"Lucky to be alive" after adverse experience of irregular migration
Moussa Thioub is a 47-year-old man with great ambitions. We met him at his shop in the Patte d’Oie district of Dakar. He holds a crutch in his right hand to help him stand up; he sports sunglasses and a huge smile on his face.
He considers himself lucky to still be alive. In 2017, in a rush to get to Europe for a better life, he embarked on an irregular journey. It was the attempt to cross the sea to reach Spain that caused him to use a crutch to move.
Like many young people running away from social pressure, aware of the challenges ahead, Moussa collected all his savings and left by land. He took a car from the Senegalese capital to Mali. The journey was made in several stages, traversing the desert to Libya, through Mali, Burkina Faso, and Niger.
Originally from Touba, the country’s second largest city, 200 kilometres away from Dakar, Moussa remembers that there were "many young people of his age who leave to help their families". Before leaving, he worked as a trader selling telephone accessories. This activity enabled him to pay for the journey from Senegal to Libya. This long and perilous journey caused his injury whose after-effects are still visible.
Since his return, Moussa has been leaving Parcelles Assainies in the north-east of Dakar every day to work as a telephone accessory seller in Patte d’Oie, a business he runs with a friend in the market where the latter does money transfers. This shop is near the Nabil Suker Hospital, in a crossroads area located on a busy major road.
As his family is in Touba, he goes there every two weeks to see them. His journey has taught him a lesson, and he says he is lucky to be alive after the adverse experience he had during his migration journey.
“We suffered hardship all the way, but Libya was a real ordeal. The smugglers abused our irregular situation to take all the money at our disposal in addition to oppressing us.” All these stages were marked by physical difficulties, problems with the smugglers and lack of money. Sometimes Moussa had to ask his parents to send money to continue the journey.
During the attempt to cross the sea, “most of the passengers suffered many forms of mistreatment such as imprisonment, starvation, threats, detention. They had so far held back their anger and been patient to reach their goal but they broke down under the torture of the passers-by. A fight started and I was hit with an iron bar that broke my leg. I came out of this with a serious injury, and IOM was called in for assistance.”
Moussa received extensive treatment thanks to the support of the International Organization for Migration (IOM) in Libya. Indeed, as soon as he was injured, Moussa was fully supported by this organization, which took care of his hospitalization. IOM then funded his accommodation for more than five months in Libya until his return under the EU-IOM Joint Initiative.
“After the incident, I underwent an operation. The doctors placed iron and plaster in my leg.

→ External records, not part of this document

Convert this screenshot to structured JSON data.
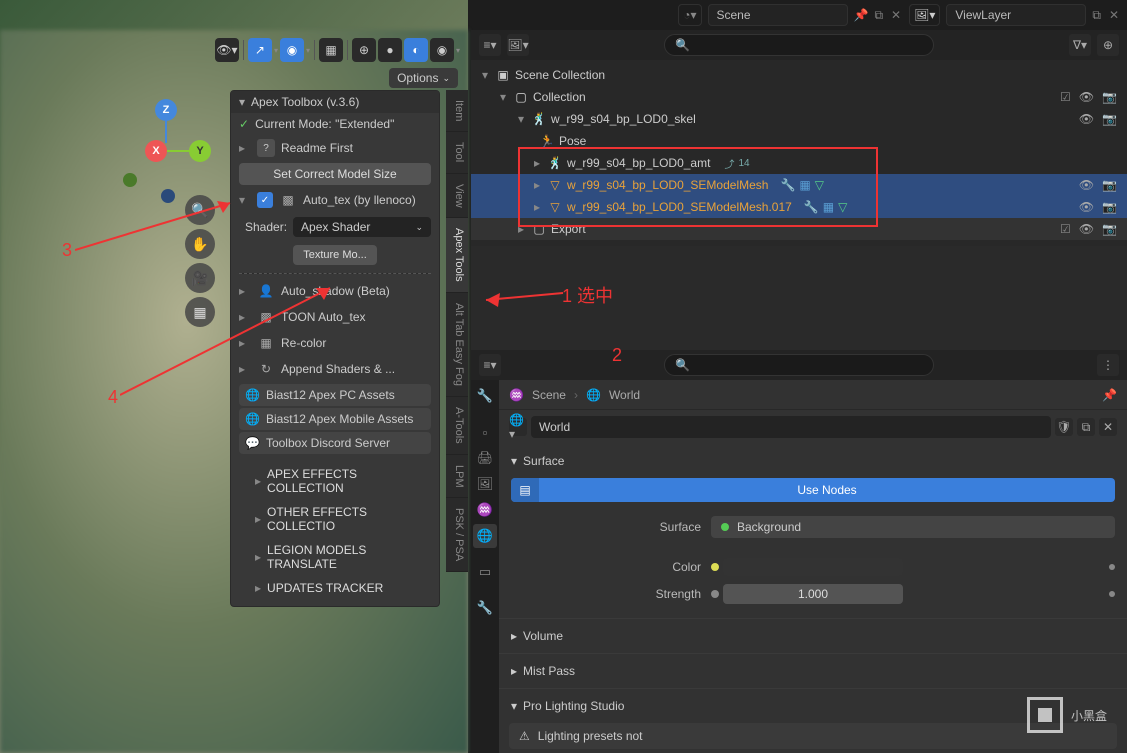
{
  "header": {
    "scene_label": "Scene",
    "viewlayer_label": "ViewLayer"
  },
  "viewport": {
    "options_label": "Options",
    "gizmo": {
      "x": "X",
      "y": "Y",
      "z": "Z"
    }
  },
  "npanel": {
    "title": "Apex Toolbox (v.3.6)",
    "mode_label": "Current Mode:  \"Extended\"",
    "readme": "Readme First",
    "set_size": "Set Correct Model Size",
    "autotex": "Auto_tex (by llenoco)",
    "shader_label": "Shader:",
    "shader_value": "Apex Shader",
    "texture_btn": "Texture Mo...",
    "items": [
      "Auto_shadow (Beta)",
      "TOON Auto_tex",
      "Re-color",
      "Append Shaders & ..."
    ],
    "links": [
      "Biast12 Apex PC Assets",
      "Biast12 Apex Mobile Assets",
      "Toolbox Discord Server"
    ],
    "sections": [
      "APEX EFFECTS COLLECTION",
      "OTHER EFFECTS COLLECTIO",
      "LEGION MODELS TRANSLATE",
      "UPDATES TRACKER"
    ]
  },
  "vtabs": [
    "Item",
    "Tool",
    "View",
    "Apex Tools",
    "Alt Tab Easy Fog",
    "A-Tools",
    "LPM",
    "PSK / PSA"
  ],
  "outliner": {
    "scene_collection": "Scene Collection",
    "collection": "Collection",
    "skel": "w_r99_s04_bp_LOD0_skel",
    "pose": "Pose",
    "amt": "w_r99_s04_bp_LOD0_amt",
    "amt_badge": "14",
    "mesh1": "w_r99_s04_bp_LOD0_SEModelMesh",
    "mesh2": "w_r99_s04_bp_LOD0_SEModelMesh.017",
    "export": "Export"
  },
  "search_placeholder": "",
  "anno": {
    "a1": "1  选中",
    "a2": "2",
    "a3": "3",
    "a4": "4"
  },
  "props": {
    "crumb_scene": "Scene",
    "crumb_world": "World",
    "world_label": "World",
    "surface_hdr": "Surface",
    "use_nodes": "Use Nodes",
    "surface_label": "Surface",
    "background": "Background",
    "color_label": "Color",
    "strength_label": "Strength",
    "strength_value": "1.000",
    "volume_hdr": "Volume",
    "mist_hdr": "Mist Pass",
    "pro_hdr": "Pro Lighting Studio",
    "warn": "Lighting presets not"
  },
  "watermark": "小黑盒"
}
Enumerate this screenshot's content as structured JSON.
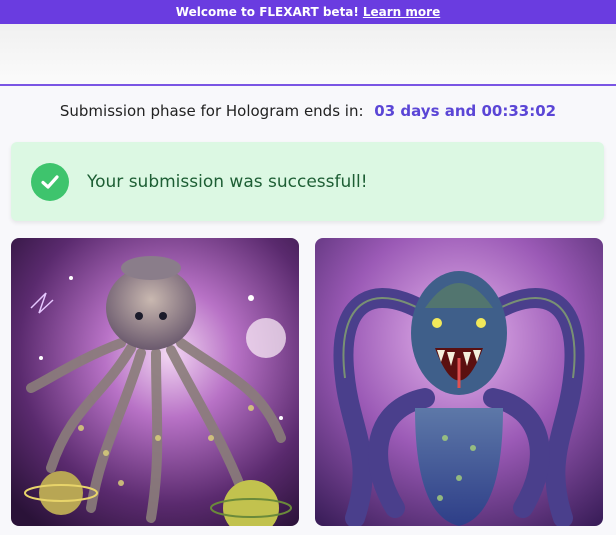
{
  "banner": {
    "text": "Welcome to FLEXART beta!",
    "link_label": "Learn more"
  },
  "phase": {
    "label": "Submission phase for Hologram ends in:",
    "countdown": "03 days and 00:33:02"
  },
  "alert": {
    "message": "Your submission was successfull!",
    "icon": "check-circle-icon"
  },
  "gallery": {
    "items": [
      {
        "subject": "purple-octopus-in-space-artwork"
      },
      {
        "subject": "purple-octopus-monster-artwork"
      }
    ]
  },
  "colors": {
    "brand": "#6a3ce0",
    "countdown": "#5b46d6",
    "success_bg": "#dcf8e3",
    "success_icon": "#3ec46d",
    "success_text": "#1d5e34"
  }
}
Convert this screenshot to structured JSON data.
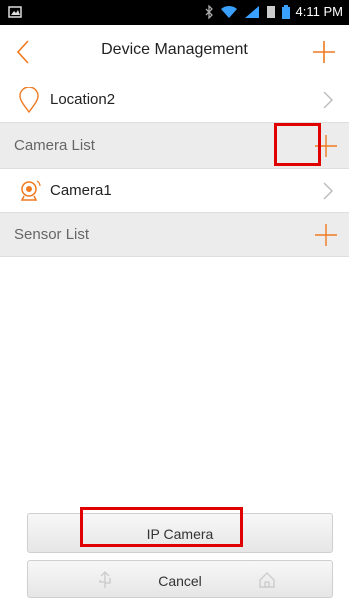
{
  "status_bar": {
    "time": "4:11 PM"
  },
  "header": {
    "title": "Device Management"
  },
  "location": {
    "label": "Location2"
  },
  "camera_section": {
    "label": "Camera List"
  },
  "camera_item": {
    "label": "Camera1"
  },
  "sensor_section": {
    "label": "Sensor List"
  },
  "action_sheet": {
    "ip_camera_label": "IP Camera",
    "cancel_label": "Cancel"
  },
  "colors": {
    "accent": "#f07a21",
    "section_bg": "#ececec",
    "highlight": "#e00000"
  }
}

I was immobile for five months, during which IOM took care of my food, clothes, and accommodation. In addition, this organization sent agents to comfort me and give me psychosocial support. The support continued after my return to Senegal and led to the purchase of materials for my business.”
Moussa in his shop, two years after his economic reintegration. Photo: IOM 2022

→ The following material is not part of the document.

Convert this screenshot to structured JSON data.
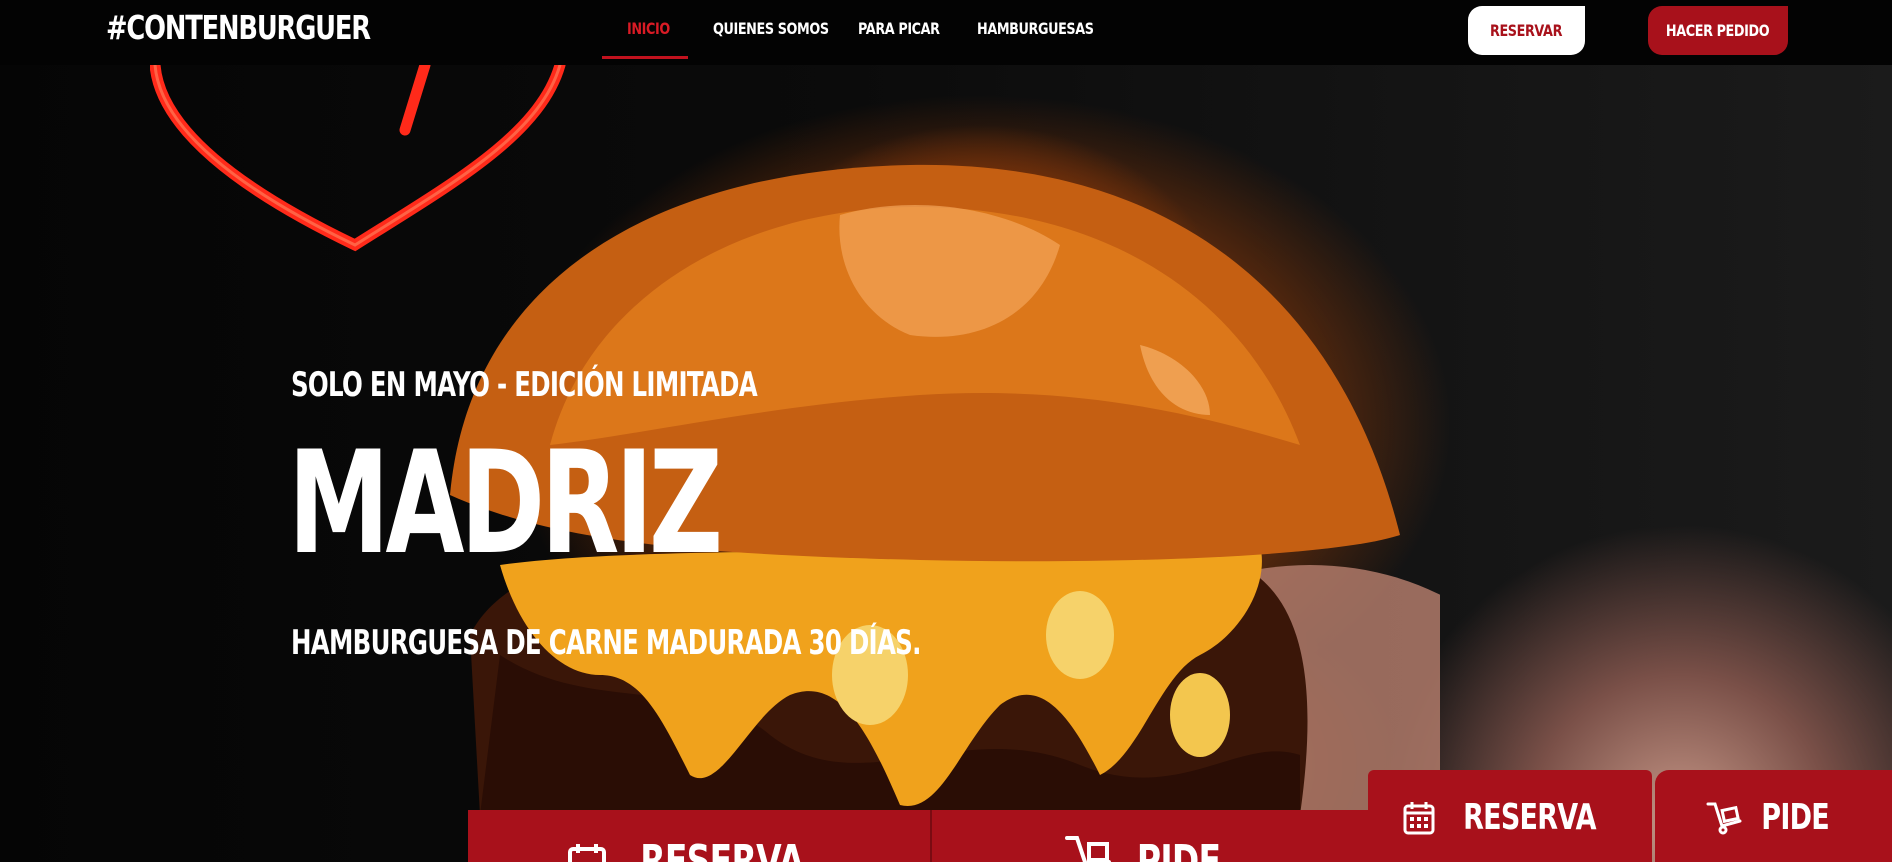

After a long period of convalescence, and in the company of other migrants, Moussa returned to Senegal on 26 March 2019, with pocket money to join his parents, again with IOM’s support. IOM continued the treatment in Senegal and called Moussa and other migrants to a counselling session in Fatick.
Economic reintegration has since started. Moussa said he gained a lot of knowledge from the training provided by IOM. “The counselling sessions helped me to be more motivated about my future plans. Together with the other participants, I felt less lonely and more resilient after the hardship I went through. I have become more entrepreneurial and have a better understanding of how to run a business.”
Found at his workplace, Moussa reveals: “For more than two years, I have been in the business that IOM helped me to set up, and I am not complaining because I am managing to solve my problems. I am optimistic about the future of the business.” The sale allows him to support his family in Touba. He would like to expand the business, which is his passion, but family expenses are heavy. Nevertheless, he makes it through without any debts and for him that is the most important thing.
This article was written by Madjiguene Faye, IOM Field Facilitator. She has been part of the network of Field Facilitators and Trainers since January 2020 for the central area in Senegal. She is in charge of the reception, referral, coaching and implementation of economic projects of the EU-IOM Joint Initiative beneficiaries.